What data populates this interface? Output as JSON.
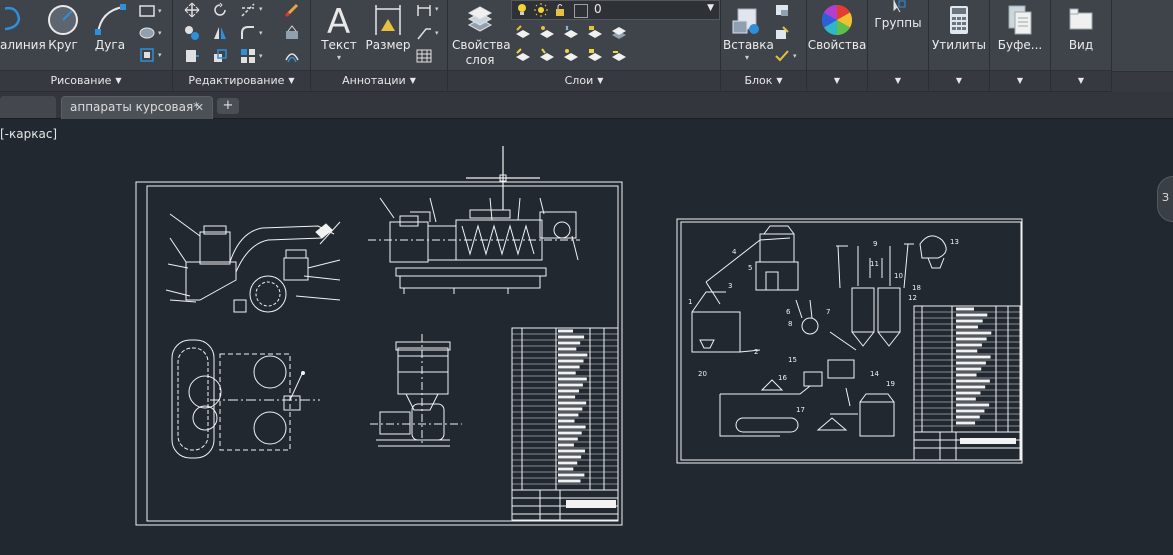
{
  "ribbon": {
    "draw_panel": {
      "polyline_label": "алиния",
      "circle_label": "Круг",
      "arc_label": "Дуга",
      "footer": "Рисование"
    },
    "modify_panel": {
      "footer": "Редактирование"
    },
    "annotation_panel": {
      "text_label": "Текст",
      "dimension_label": "Размер",
      "footer": "Аннотации"
    },
    "layers_panel": {
      "layer_props_label_1": "Свойства",
      "layer_props_label_2": "слоя",
      "current_layer": "0",
      "footer": "Слои"
    },
    "block_panel": {
      "insert_label": "Вставка",
      "footer": "Блок"
    },
    "properties_label": "Свойства",
    "groups_label": "Группы",
    "utilities_label": "Утилиты",
    "clipboard_label": "Буфе...",
    "view_label": "Вид",
    "colors": {
      "layer_color": "#000000",
      "accent_blue": "#2f8fd8",
      "bulb": "#f2d33a"
    }
  },
  "tabs": {
    "active_label": "аппараты курсовая*",
    "close_glyph": "✕",
    "new_tab_glyph": "+"
  },
  "canvas": {
    "viewport_label": "[-каркас]",
    "viewcube_label": "З",
    "sheet2_callouts": [
      "1",
      "2",
      "3",
      "4",
      "5",
      "6",
      "7",
      "8",
      "9",
      "10",
      "11",
      "12",
      "13",
      "14",
      "15",
      "16",
      "17",
      "18",
      "19",
      "20"
    ]
  }
}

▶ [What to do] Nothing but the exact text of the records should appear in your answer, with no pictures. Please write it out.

▶ [Response box]
What data populates this interface? Output as JSON.
{
  "ribbon": {
    "draw_panel": {
      "polyline_label": "алиния",
      "circle_label": "Круг",
      "arc_label": "Дуга",
      "footer": "Рисование"
    },
    "modify_panel": {
      "footer": "Редактирование"
    },
    "annotation_panel": {
      "text_label": "Текст",
      "dimension_label": "Размер",
      "footer": "Аннотации"
    },
    "layers_panel": {
      "layer_props_label_1": "Свойства",
      "layer_props_label_2": "слоя",
      "current_layer": "0",
      "footer": "Слои"
    },
    "block_panel": {
      "insert_label": "Вставка",
      "footer": "Блок"
    },
    "properties_label": "Свойства",
    "groups_label": "Группы",
    "utilities_label": "Утилиты",
    "clipboard_label": "Буфе...",
    "view_label": "Вид",
    "colors": {
      "layer_color": "#000000",
      "accent_blue": "#2f8fd8",
      "bulb": "#f2d33a"
    }
  },
  "tabs": {
    "active_label": "аппараты курсовая*",
    "close_glyph": "✕",
    "new_tab_glyph": "+"
  },
  "canvas": {
    "viewport_label": "[-каркас]",
    "viewcube_label": "З",
    "sheet2_callouts": [
      "1",
      "2",
      "3",
      "4",
      "5",
      "6",
      "7",
      "8",
      "9",
      "10",
      "11",
      "12",
      "13",
      "14",
      "15",
      "16",
      "17",
      "18",
      "19",
      "20"
    ]
  }
}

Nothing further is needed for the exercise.